We've seen the server arena go through a stage where x86-based architectures (both IA-32 and AMD64) have dominated with a firm hand. But in recent years ARMDue to its performance and energy efficiency, a gap is opening in mobile devices but also in the field of microservers or small low-consumption servers for certain companies that do not require powerful machines. That is why many operating system developers have seen a good opportunity to launch versions with ARM support of their systems for servers, as is the case of Microsoft with its Windows Server ...
Now also the giant Red Hat it joins having a powerful operating system, in this case based on Linux, to run on this type of ARM-based machines. That is, RHEL (Red Hat Enterprise Linux) is already available for ARM, specifically the RHEL 7.4 version that comes with a multitude of software whose packages have been updated and specific for this platform and also the Linux 4.11 kernel, a fairly current version of the core of Torvalds & Company.
This distro is therefore optimized for SoC (System on a Chip) based on 64-bit ARM that will make up the servers we are talking about. This is not a complete novelty, we have already seen a multitude of distributions such as Ubuntu, openSUSE, etc., that work well with ARM architectures or even for the Raspberry Pi itself, which as you know is based on ARM as well. But the novelty here is that it is a server operating system.
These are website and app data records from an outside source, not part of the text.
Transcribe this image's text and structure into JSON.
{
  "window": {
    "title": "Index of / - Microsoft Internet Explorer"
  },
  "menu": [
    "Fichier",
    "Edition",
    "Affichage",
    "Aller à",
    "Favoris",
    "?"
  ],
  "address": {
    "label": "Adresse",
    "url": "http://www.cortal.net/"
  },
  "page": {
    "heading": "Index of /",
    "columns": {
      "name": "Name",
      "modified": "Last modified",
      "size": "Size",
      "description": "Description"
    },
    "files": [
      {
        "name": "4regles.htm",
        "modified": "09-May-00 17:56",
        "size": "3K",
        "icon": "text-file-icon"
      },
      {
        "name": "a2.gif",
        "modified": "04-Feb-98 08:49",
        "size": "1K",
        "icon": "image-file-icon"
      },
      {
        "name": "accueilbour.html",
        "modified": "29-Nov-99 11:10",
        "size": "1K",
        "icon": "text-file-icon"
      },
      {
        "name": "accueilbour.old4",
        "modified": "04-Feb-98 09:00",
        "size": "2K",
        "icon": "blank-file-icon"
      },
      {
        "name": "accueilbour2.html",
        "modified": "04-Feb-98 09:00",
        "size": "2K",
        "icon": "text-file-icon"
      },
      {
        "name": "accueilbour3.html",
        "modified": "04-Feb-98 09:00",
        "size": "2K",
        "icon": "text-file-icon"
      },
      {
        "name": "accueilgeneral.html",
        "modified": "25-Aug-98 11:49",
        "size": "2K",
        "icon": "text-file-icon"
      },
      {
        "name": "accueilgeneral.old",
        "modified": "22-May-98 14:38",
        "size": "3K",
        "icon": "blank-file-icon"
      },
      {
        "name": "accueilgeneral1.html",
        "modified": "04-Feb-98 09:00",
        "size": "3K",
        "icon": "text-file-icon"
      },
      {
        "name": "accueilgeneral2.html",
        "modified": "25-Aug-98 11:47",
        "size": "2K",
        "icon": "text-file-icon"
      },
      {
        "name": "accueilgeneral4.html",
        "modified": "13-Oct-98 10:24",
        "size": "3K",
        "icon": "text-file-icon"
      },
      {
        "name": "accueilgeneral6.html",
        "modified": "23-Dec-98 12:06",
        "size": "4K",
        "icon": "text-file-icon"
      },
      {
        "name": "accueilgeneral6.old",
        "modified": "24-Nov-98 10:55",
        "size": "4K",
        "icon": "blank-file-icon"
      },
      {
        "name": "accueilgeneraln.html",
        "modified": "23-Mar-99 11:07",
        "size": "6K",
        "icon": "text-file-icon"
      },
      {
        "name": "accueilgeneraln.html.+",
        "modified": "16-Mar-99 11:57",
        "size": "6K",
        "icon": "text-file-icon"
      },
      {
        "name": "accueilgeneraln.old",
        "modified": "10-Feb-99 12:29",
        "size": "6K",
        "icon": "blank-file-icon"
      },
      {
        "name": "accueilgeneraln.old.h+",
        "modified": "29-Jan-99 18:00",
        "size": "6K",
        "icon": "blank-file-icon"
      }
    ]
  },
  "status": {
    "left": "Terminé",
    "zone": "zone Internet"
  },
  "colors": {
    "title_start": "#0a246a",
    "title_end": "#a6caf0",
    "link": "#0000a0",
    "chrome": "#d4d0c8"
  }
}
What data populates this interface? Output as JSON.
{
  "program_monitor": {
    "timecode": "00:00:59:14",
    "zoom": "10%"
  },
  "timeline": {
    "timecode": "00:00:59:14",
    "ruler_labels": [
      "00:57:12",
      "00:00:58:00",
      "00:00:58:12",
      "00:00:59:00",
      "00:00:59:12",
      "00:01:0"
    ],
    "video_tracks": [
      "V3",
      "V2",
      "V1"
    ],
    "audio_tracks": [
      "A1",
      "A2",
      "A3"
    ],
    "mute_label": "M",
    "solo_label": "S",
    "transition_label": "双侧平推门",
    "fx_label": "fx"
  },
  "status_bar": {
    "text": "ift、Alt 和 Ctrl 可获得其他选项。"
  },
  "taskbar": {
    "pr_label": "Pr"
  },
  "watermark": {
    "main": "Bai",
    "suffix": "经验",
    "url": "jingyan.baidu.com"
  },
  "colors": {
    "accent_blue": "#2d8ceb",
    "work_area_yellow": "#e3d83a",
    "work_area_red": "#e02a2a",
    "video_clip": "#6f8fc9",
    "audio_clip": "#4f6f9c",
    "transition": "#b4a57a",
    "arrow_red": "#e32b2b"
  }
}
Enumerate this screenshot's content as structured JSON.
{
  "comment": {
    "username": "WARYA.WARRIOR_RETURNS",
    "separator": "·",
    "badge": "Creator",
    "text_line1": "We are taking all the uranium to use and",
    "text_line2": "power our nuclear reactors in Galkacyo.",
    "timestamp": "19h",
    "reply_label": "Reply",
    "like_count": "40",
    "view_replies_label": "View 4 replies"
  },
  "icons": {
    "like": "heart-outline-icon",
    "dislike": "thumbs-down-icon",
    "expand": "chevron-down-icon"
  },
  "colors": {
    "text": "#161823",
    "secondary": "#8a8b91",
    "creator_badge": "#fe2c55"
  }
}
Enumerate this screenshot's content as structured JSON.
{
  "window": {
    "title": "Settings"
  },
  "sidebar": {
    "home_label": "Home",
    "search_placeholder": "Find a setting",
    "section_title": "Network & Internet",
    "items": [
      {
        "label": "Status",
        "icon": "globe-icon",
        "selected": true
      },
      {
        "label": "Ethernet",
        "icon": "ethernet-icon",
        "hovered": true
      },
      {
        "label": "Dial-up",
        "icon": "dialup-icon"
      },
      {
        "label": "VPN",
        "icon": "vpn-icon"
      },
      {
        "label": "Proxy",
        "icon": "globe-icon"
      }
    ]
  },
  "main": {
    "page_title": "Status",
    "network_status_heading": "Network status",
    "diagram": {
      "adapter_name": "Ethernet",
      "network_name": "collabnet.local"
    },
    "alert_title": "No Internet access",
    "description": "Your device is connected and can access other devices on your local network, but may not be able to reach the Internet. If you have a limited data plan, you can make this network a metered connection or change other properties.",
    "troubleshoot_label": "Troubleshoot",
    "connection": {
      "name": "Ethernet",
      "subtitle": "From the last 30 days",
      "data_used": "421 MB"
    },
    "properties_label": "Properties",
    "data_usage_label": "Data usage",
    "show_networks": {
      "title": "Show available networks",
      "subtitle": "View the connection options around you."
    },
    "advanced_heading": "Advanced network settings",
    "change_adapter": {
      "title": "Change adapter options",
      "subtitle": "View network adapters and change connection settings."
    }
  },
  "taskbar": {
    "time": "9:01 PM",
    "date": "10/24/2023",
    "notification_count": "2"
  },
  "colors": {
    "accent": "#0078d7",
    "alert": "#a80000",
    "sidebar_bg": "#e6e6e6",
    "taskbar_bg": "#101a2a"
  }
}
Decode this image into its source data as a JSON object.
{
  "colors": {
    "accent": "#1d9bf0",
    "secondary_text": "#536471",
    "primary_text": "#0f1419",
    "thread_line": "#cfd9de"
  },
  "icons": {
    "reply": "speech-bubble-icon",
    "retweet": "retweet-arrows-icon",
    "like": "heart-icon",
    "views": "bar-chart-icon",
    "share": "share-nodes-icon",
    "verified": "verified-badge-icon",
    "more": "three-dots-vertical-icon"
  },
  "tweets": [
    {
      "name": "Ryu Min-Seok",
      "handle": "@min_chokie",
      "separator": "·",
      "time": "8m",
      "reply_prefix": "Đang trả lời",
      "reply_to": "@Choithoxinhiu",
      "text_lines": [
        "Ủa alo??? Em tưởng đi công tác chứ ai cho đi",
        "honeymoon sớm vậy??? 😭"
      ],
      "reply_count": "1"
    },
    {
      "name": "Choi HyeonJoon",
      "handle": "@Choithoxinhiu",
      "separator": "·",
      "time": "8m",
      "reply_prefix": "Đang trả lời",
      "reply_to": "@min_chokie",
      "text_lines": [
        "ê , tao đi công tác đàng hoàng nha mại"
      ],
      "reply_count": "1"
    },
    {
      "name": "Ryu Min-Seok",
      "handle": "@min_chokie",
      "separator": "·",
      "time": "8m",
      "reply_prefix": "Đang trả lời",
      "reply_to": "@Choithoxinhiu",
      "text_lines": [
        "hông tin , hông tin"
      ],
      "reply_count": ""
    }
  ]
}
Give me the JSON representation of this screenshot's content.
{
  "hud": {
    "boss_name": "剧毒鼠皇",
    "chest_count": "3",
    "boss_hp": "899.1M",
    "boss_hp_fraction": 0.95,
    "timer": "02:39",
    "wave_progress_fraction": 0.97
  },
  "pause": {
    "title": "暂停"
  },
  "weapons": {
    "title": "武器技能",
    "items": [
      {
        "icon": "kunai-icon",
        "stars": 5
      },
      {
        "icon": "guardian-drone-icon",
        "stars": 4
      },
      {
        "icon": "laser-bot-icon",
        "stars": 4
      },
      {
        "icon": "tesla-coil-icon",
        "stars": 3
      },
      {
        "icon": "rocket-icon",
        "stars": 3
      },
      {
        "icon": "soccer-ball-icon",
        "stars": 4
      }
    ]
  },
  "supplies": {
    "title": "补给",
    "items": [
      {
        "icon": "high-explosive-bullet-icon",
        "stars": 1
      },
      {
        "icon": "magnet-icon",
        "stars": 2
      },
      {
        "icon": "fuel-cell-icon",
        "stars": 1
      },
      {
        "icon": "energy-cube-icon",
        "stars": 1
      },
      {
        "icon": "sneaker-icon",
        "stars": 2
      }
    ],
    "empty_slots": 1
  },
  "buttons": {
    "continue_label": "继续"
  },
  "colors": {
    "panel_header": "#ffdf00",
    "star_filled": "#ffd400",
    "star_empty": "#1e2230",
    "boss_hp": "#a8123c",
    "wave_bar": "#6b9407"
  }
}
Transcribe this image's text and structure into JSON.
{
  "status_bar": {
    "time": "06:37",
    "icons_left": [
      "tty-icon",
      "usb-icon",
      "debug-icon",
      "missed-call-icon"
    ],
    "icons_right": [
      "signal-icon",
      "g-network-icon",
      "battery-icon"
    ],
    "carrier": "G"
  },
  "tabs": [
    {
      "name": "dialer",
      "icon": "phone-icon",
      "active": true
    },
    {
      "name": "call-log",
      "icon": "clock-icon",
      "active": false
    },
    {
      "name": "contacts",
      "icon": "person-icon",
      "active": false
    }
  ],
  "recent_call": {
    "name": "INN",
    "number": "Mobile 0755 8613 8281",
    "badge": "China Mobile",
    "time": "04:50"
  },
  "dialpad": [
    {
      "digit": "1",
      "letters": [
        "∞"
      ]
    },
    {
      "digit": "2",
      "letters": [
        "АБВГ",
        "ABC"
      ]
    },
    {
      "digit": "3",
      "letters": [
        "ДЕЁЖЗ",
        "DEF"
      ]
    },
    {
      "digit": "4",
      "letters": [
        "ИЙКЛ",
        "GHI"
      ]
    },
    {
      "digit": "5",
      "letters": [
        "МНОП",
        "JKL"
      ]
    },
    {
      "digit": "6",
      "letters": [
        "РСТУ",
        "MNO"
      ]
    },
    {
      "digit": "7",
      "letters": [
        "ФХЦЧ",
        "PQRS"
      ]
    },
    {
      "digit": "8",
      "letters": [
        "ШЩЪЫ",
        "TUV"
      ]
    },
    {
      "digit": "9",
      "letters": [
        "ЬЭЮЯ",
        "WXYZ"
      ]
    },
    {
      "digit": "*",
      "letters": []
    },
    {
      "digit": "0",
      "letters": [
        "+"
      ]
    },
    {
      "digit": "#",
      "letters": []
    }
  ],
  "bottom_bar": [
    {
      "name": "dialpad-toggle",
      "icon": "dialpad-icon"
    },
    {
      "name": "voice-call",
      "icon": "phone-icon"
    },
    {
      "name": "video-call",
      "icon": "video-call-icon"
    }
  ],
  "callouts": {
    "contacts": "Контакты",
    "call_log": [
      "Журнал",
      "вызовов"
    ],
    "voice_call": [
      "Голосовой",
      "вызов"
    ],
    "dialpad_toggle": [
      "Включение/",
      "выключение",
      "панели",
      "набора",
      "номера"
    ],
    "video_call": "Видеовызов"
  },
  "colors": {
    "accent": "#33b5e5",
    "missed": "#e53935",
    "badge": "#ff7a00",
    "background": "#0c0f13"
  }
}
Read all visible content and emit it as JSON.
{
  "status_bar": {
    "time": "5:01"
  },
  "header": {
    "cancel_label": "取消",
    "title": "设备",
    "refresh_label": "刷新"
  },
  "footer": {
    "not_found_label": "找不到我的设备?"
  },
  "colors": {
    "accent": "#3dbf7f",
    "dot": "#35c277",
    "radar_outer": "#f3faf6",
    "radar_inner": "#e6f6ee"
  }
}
And what do these types of servers contribute? Well, when we have x86 chips we talk about consumption around 90w or more, although it is true that their performance is very high. But when we base the servers on ARM, the consumptions go down to 10 - 45w, that is, between 9 and 2 times lower than with Intel and AMD chips. However, the performance is quite acceptable, it is not at all 9 times lower than in the case of x86 thanks to the good consumption / performance ratio they have.